In addition, they might compare the system monitor ups and downs to the ECG of someone having a heart attack. Log file errors will be presented as evidence that viruses have compromised the OS. Any features that are not operating will be described as infected or inactive because of the threat of infection. Even standard operating system features will be used to convince you of these pressing issues.
Furthermore, many other technical tools built into the OS can be exploited by a scammer to convince a user that their system is infected. The scammer will ask you to download TeamViewer, which will give them access to your computer. Common scams also involve downloading desktop sharing software such as GoToAssist.

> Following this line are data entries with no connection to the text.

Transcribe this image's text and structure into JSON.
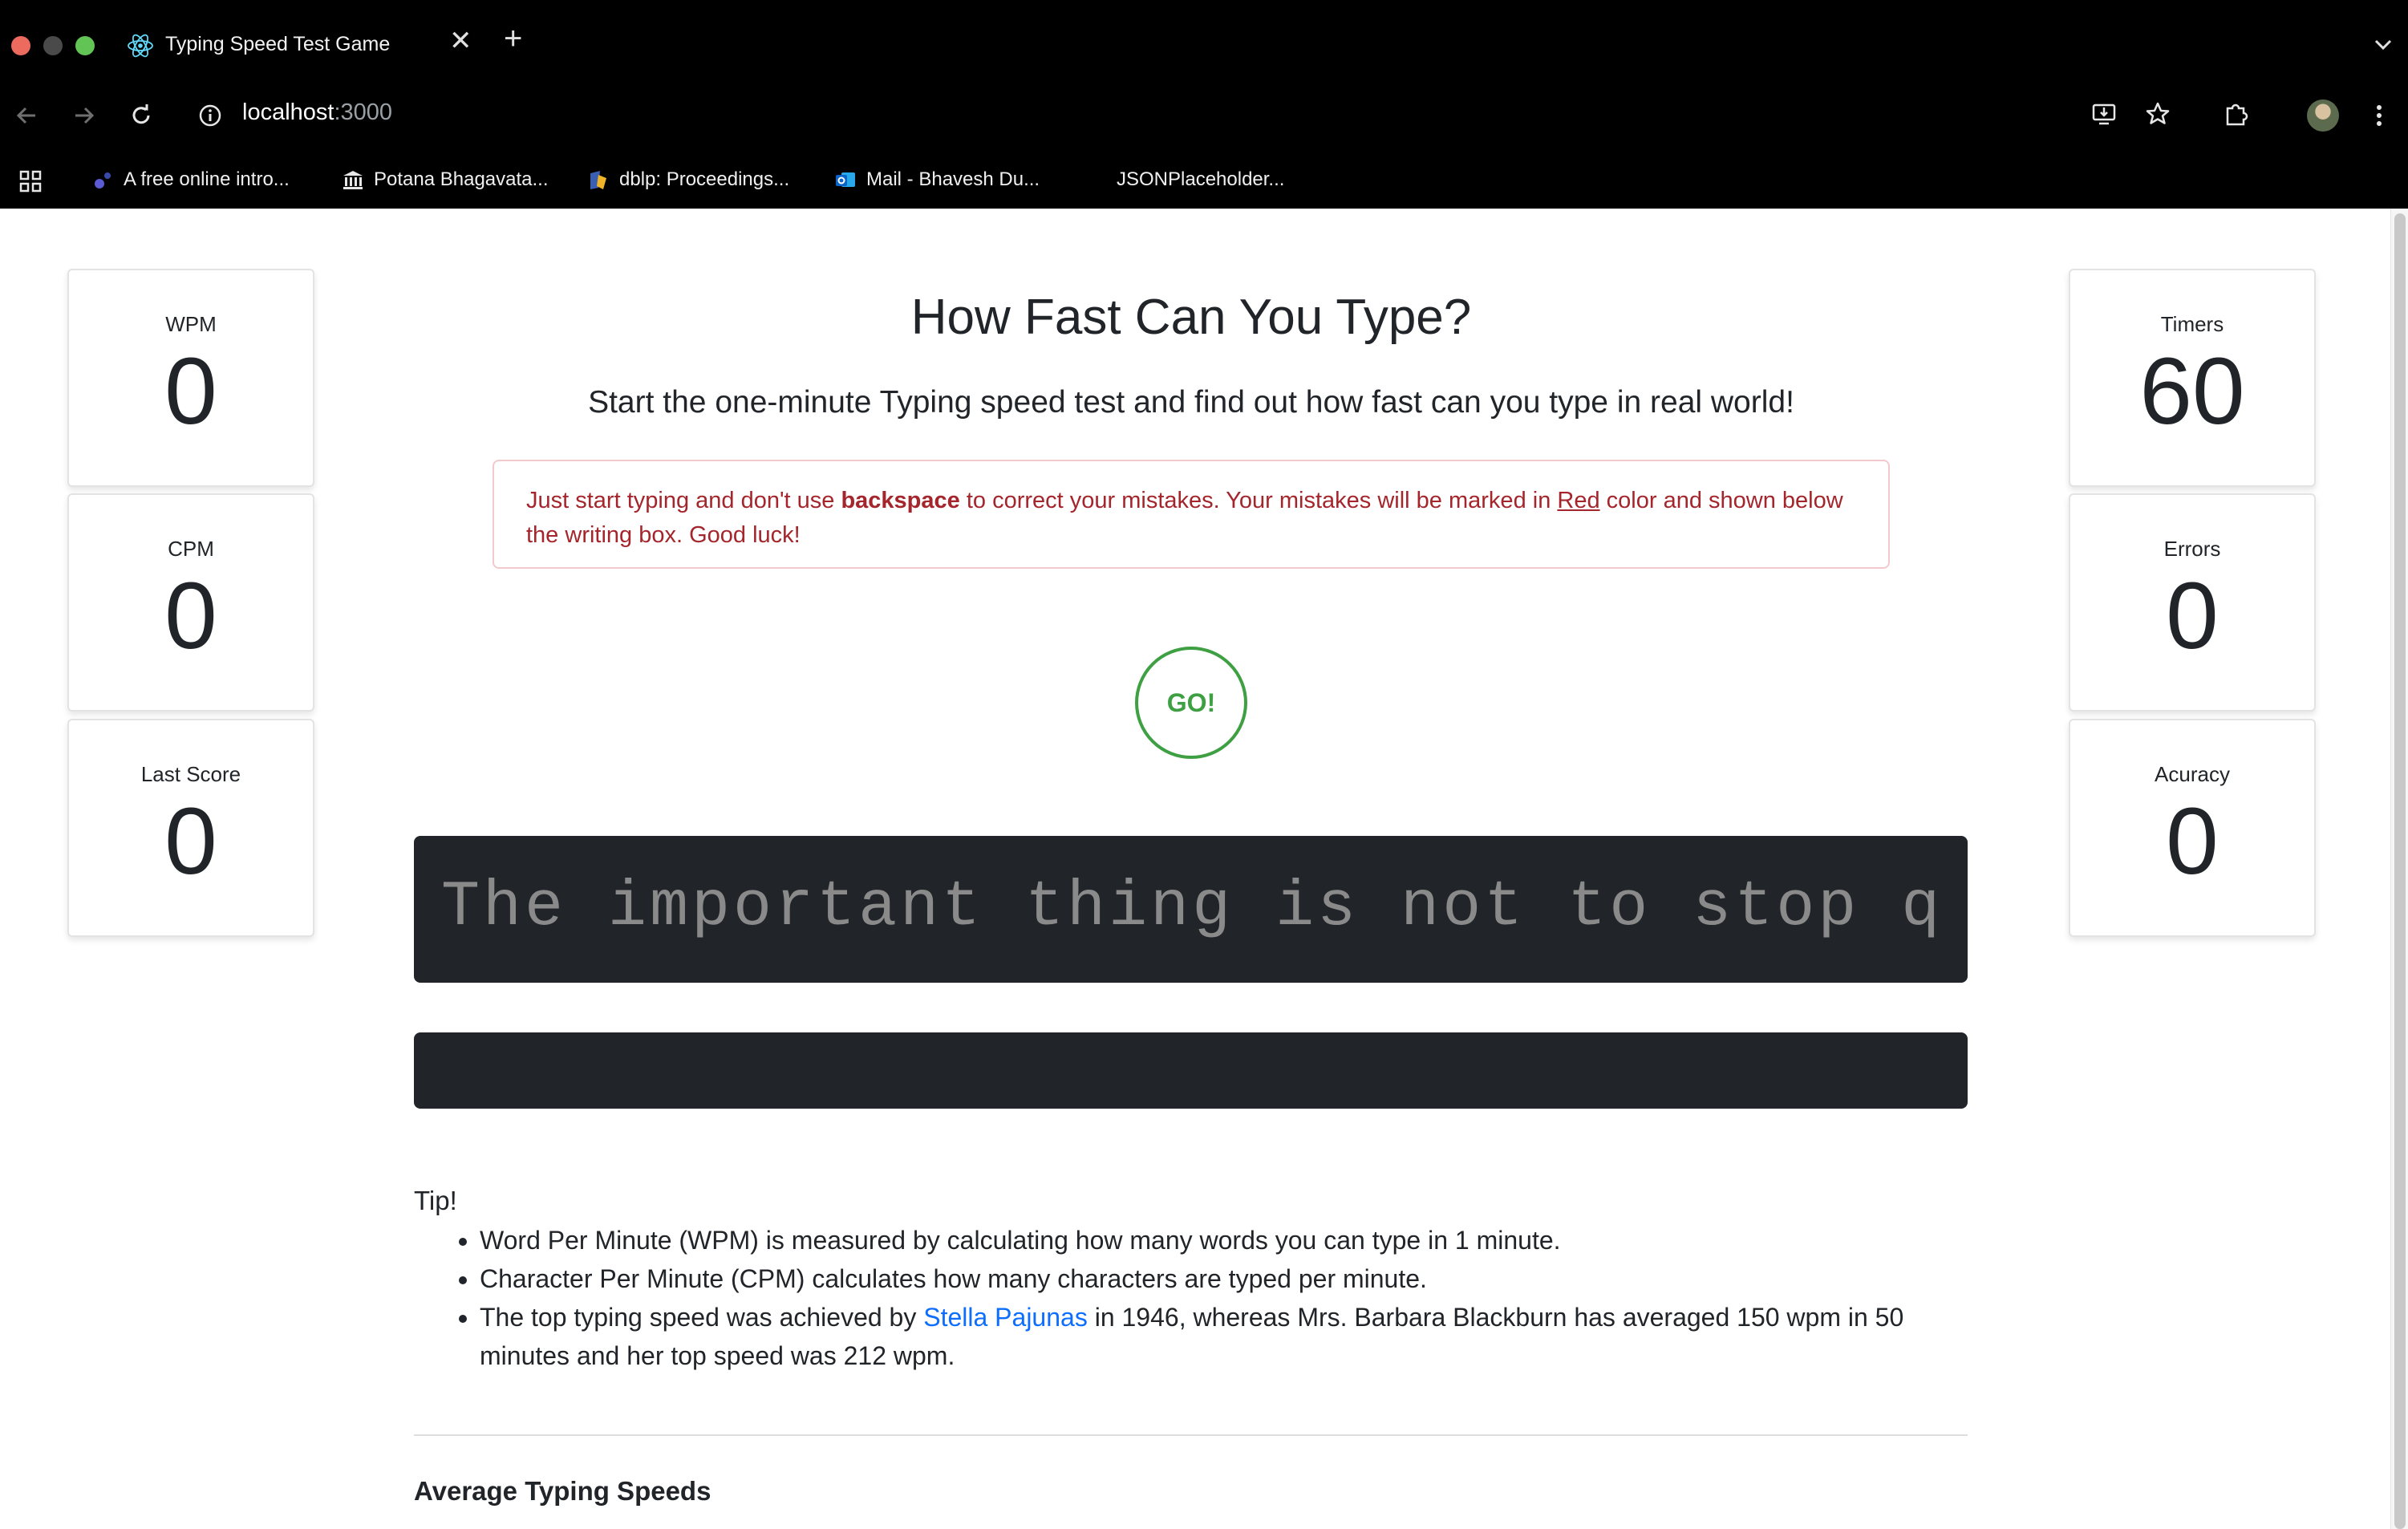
{
  "browser": {
    "tab_title": "Typing Speed Test Game",
    "tab_close": "✕",
    "new_tab": "+",
    "url_host": "localhost",
    "url_port": ":3000",
    "bookmarks": [
      {
        "label": "A free online intro..."
      },
      {
        "label": "Potana Bhagavata..."
      },
      {
        "label": "dblp: Proceedings..."
      },
      {
        "label": "Mail - Bhavesh Du..."
      },
      {
        "label": "JSONPlaceholder..."
      }
    ]
  },
  "stats_left": [
    {
      "label": "WPM",
      "value": "0"
    },
    {
      "label": "CPM",
      "value": "0"
    },
    {
      "label": "Last Score",
      "value": "0"
    }
  ],
  "stats_right": [
    {
      "label": "Timers",
      "value": "60"
    },
    {
      "label": "Errors",
      "value": "0"
    },
    {
      "label": "Acuracy",
      "value": "0"
    }
  ],
  "main": {
    "title": "How Fast Can You Type?",
    "subtitle": "Start the one-minute Typing speed test and find out how fast can you type in real world!",
    "alert": {
      "part1": "Just start typing and don't use ",
      "bold": "backspace",
      "part2": " to correct your mistakes. Your mistakes will be marked in ",
      "underlined": "Red",
      "part3": " color and shown below the writing box. Good luck!"
    },
    "go_label": "GO!",
    "quote": "The important thing is not to stop q",
    "input_value": ""
  },
  "tips": {
    "heading": "Tip!",
    "item1": "Word Per Minute (WPM) is measured by calculating how many words you can type in 1 minute.",
    "item2": "Character Per Minute (CPM) calculates how many characters are typed per minute.",
    "item3_before": "The top typing speed was achieved by ",
    "item3_link": "Stella Pajunas",
    "item3_after": " in 1946, whereas Mrs. Barbara Blackburn has averaged 150 wpm in 50 minutes and her top speed was 212 wpm."
  },
  "average": {
    "heading": "Average Typing Speeds"
  },
  "colors": {
    "accent_green": "#3ea043",
    "alert_red": "#a4262c",
    "link_blue": "#0d6efd",
    "dark_box": "#212529"
  },
  "icons": {
    "tab": "react-icon",
    "back": "back-arrow-icon",
    "forward": "forward-arrow-icon",
    "reload": "reload-icon",
    "site_info": "info-icon",
    "install": "install-app-icon",
    "bookmark": "star-icon",
    "extensions": "puzzle-icon",
    "menu": "kebab-menu-icon",
    "apps": "apps-grid-icon"
  }
}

Once you allow remote access, it’s very difficult to stop the scammers.
Pop-ups can be so annoying that, eventually, you may be ready to do whatever it takes to get rid of them. What’s more, they might claim to come from Norton or another legitimate source.
Cold calls are the most common means of achieving the ‘reputable company tech support’ scenario scam. The cybercriminal might ask for a small payment to fix the ‘issue,’ usually by credit card, cryptocurrency, or another untraceable payment method. This way, they will attempt to steal your financial information.
Scammers often use strategies such as paid search, advertising, or displaying confusing search results to advertise support services. Hang up immediately if someone claiming to represent Apple, Microsoft, or another tech corporation calls you. If you get a suspicious email claiming to represent these companies, you should delete it at once. Such companies do not contact users by phone or email to resolve their computer problems. They never list phone numbers or post warning or error messages, either. In typical interactions with these companies, it’s always the user who initiates communication. If you need help with anything, you should go to the company’s official website and get help by following their instructions. If possible, you should inform them of the attempted scam.
Finally, it is important to make sure that you only download reputable software from the Microsoft store or another official vendor website. While you might be able to find it for a cheaper price at a third-party site, it might have been altered to support threats such as scam malware.
Also Read: How To Defend Yourself From Online Scams